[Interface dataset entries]
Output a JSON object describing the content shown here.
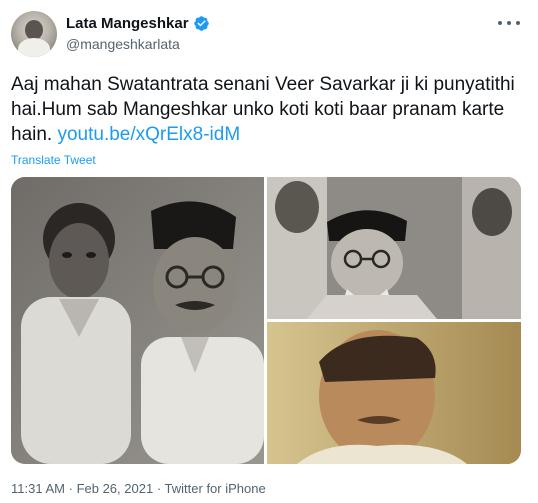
{
  "author": {
    "display_name": "Lata Mangeshkar",
    "handle": "@mangeshkarlata",
    "verified_badge_icon": "verified-badge-icon",
    "avatar_icon": "avatar"
  },
  "tweet": {
    "text": "Aaj mahan Swatantrata senani Veer Savarkar ji ki punyatithi hai.Hum sab Mangeshkar unko koti koti baar pranam karte hain.",
    "link": "youtu.be/xQrElx8-idM",
    "translate_label": "Translate Tweet"
  },
  "meta": {
    "time": "11:31 AM",
    "separator": "·",
    "date": "Feb 26, 2021",
    "source": "Twitter for iPhone"
  },
  "colors": {
    "link": "#1d9bf0",
    "muted": "#536471",
    "text": "#0f1419"
  }
}
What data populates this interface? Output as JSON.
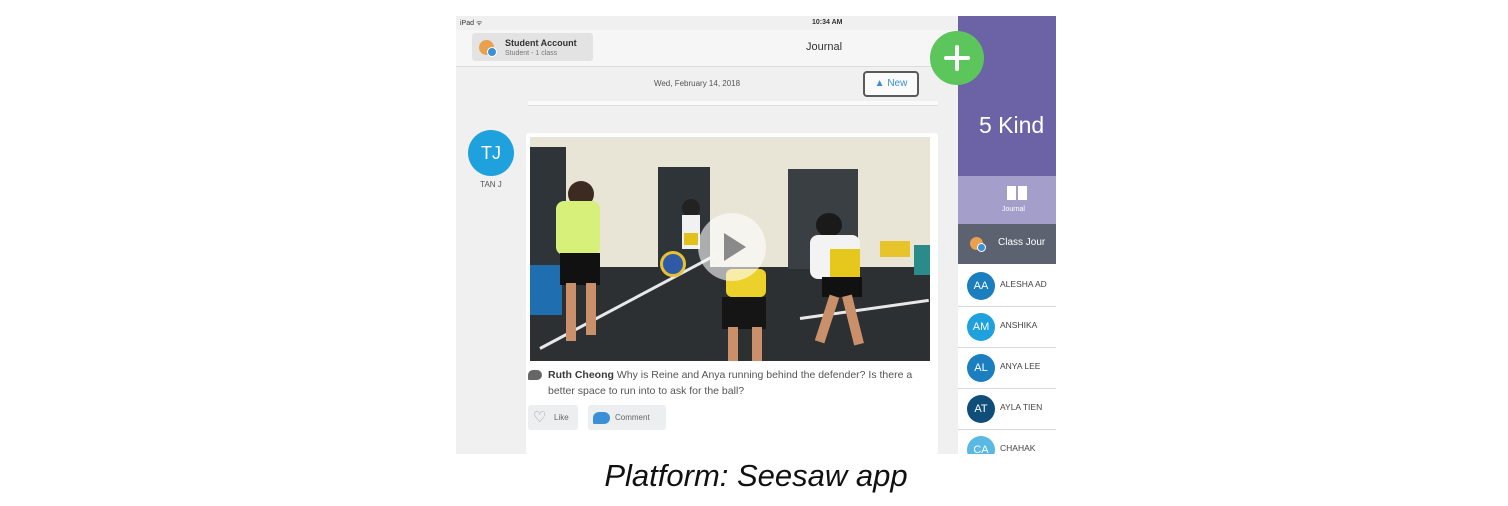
{
  "status_bar": {
    "carrier": "iPad ᯤ",
    "time": "10:34 AM"
  },
  "nav": {
    "account_name": "Student Account",
    "account_sub": "Student - 1 class",
    "title": "Journal"
  },
  "feed": {
    "date": "Wed, February 14, 2018",
    "new_button": "▲ New",
    "post": {
      "author_initials": "TJ",
      "author_name": "TAN J",
      "comment_author": "Ruth Cheong",
      "comment_text": " Why is Reine and Anya running behind the defender? Is there a better space to run into to ask for the ball?",
      "like_label": "Like",
      "comment_label": "Comment"
    }
  },
  "sidebar": {
    "class_name": "5 Kind",
    "journal_tab": "Journal",
    "class_journal": "Class Jour",
    "students": [
      {
        "initials": "AA",
        "name": "ALESHA AD",
        "color": "#1b7fbf"
      },
      {
        "initials": "AM",
        "name": "ANSHIKA",
        "color": "#1ea1dc"
      },
      {
        "initials": "AL",
        "name": "ANYA LEE",
        "color": "#1b7fbf"
      },
      {
        "initials": "AT",
        "name": "AYLA TIEN",
        "color": "#0f4e78"
      },
      {
        "initials": "CA",
        "name": "CHAHAK",
        "color": "#5ab9e3"
      }
    ]
  },
  "caption": "Platform: Seesaw app",
  "colors": {
    "class_header": "#6c63a6",
    "fab": "#5cc65d",
    "accent": "#3b8fd6"
  }
}
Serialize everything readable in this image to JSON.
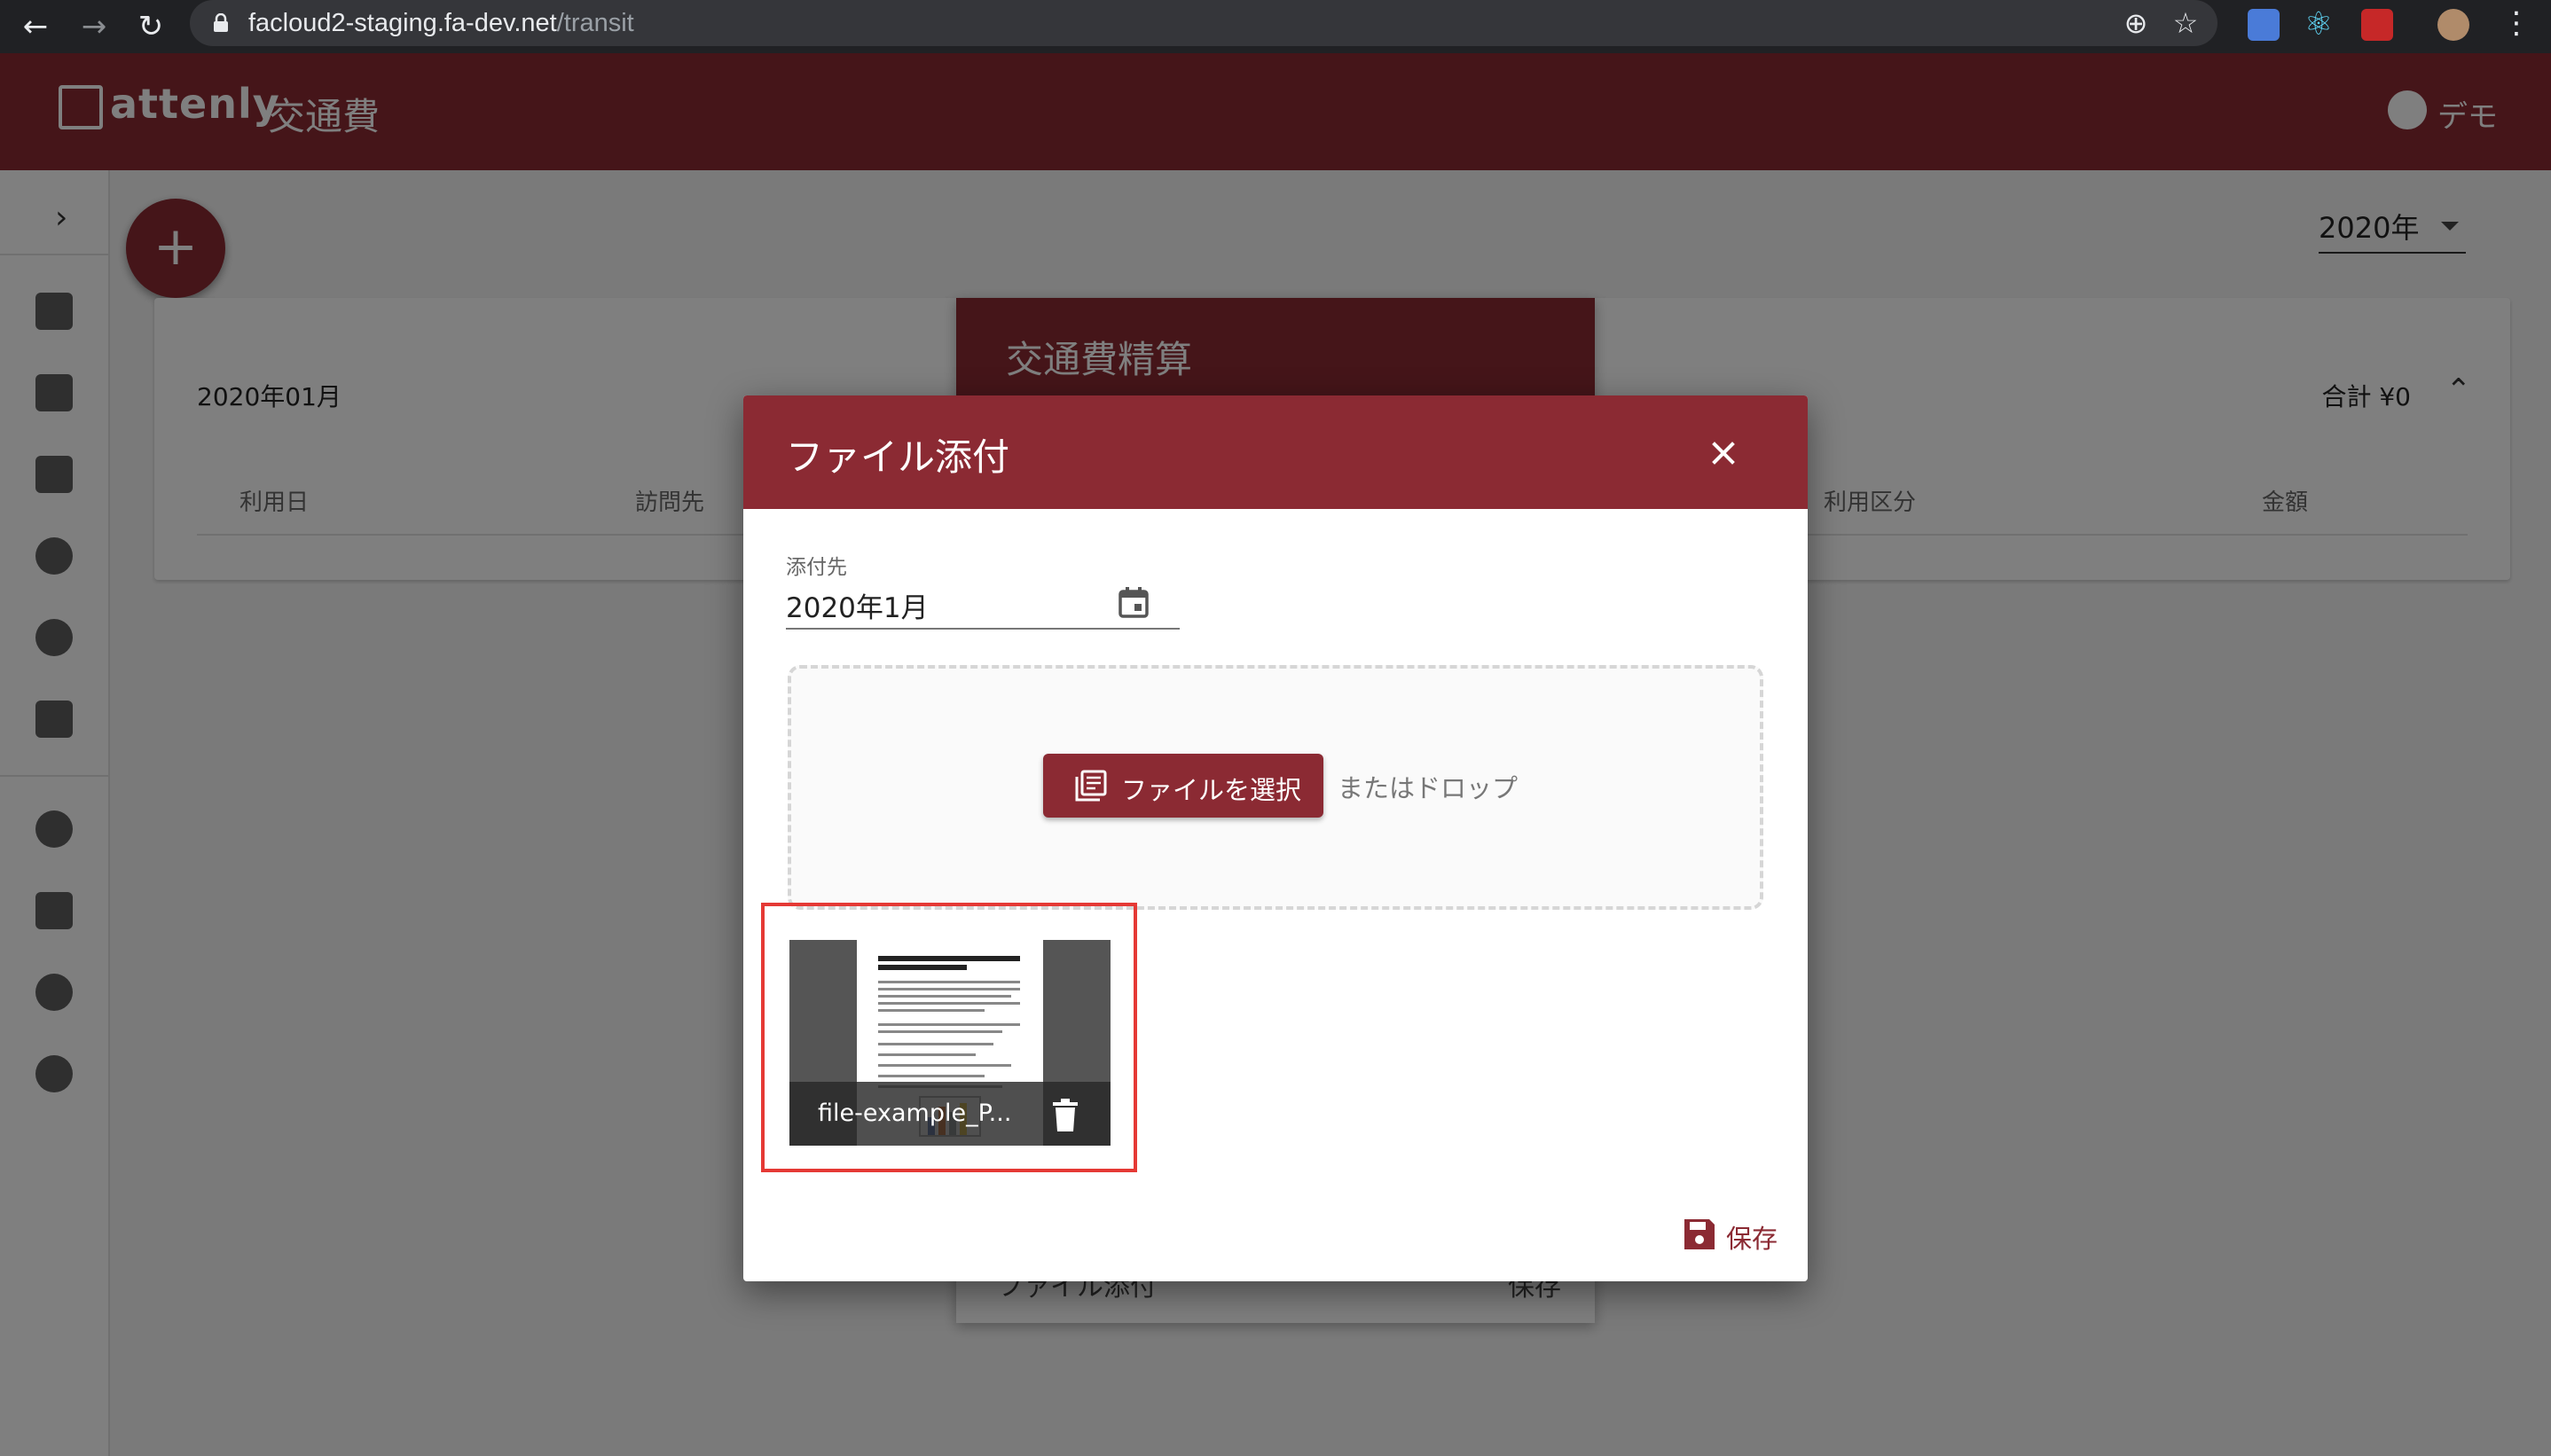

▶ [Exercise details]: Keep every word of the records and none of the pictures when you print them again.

▶ [Written solution]:
Output a JSON object describing the content shown here.
{
  "author": {
    "display_name": "Lata Mangeshkar",
    "handle": "@mangeshkarlata",
    "verified_badge_icon": "verified-badge-icon",
    "avatar_icon": "avatar"
  },
  "tweet": {
    "text": "Aaj mahan Swatantrata senani Veer Savarkar ji ki punyatithi hai.Hum sab Mangeshkar unko koti koti baar pranam karte hain.",
    "link": "youtu.be/xQrElx8-idM",
    "translate_label": "Translate Tweet"
  },
  "meta": {
    "time": "11:31 AM",
    "separator": "·",
    "date": "Feb 26, 2021",
    "source": "Twitter for iPhone"
  },
  "colors": {
    "link": "#1d9bf0",
    "muted": "#536471",
    "text": "#0f1419"
  }
}
What data populates this interface? Output as JSON.
{
  "status_bar": {
    "carrier": "iPad ᯤ",
    "time": "10:34 AM"
  },
  "nav": {
    "account_name": "Student Account",
    "account_sub": "Student - 1 class",
    "title": "Journal"
  },
  "feed": {
    "date": "Wed, February 14, 2018",
    "new_button": "▲ New",
    "post": {
      "author_initials": "TJ",
      "author_name": "TAN J",
      "comment_author": "Ruth Cheong",
      "comment_text": " Why is Reine and Anya running behind the defender? Is there a better space to run into to ask for the ball?",
      "like_label": "Like",
      "comment_label": "Comment"
    }
  },
  "sidebar": {
    "class_name": "5 Kind",
    "journal_tab": "Journal",
    "class_journal": "Class Jour",
    "students": [
      {
        "initials": "AA",
        "name": "ALESHA AD",
        "color": "#1b7fbf"
      },
      {
        "initials": "AM",
        "name": "ANSHIKA",
        "color": "#1ea1dc"
      },
      {
        "initials": "AL",
        "name": "ANYA LEE",
        "color": "#1b7fbf"
      },
      {
        "initials": "AT",
        "name": "AYLA TIEN",
        "color": "#0f4e78"
      },
      {
        "initials": "CA",
        "name": "CHAHAK",
        "color": "#5ab9e3"
      }
    ]
  },
  "caption": "Platform: Seesaw app",
  "colors": {
    "class_header": "#6c63a6",
    "fab": "#5cc65d",
    "accent": "#3b8fd6"
  }
}
Serialize everything readable in this image to JSON.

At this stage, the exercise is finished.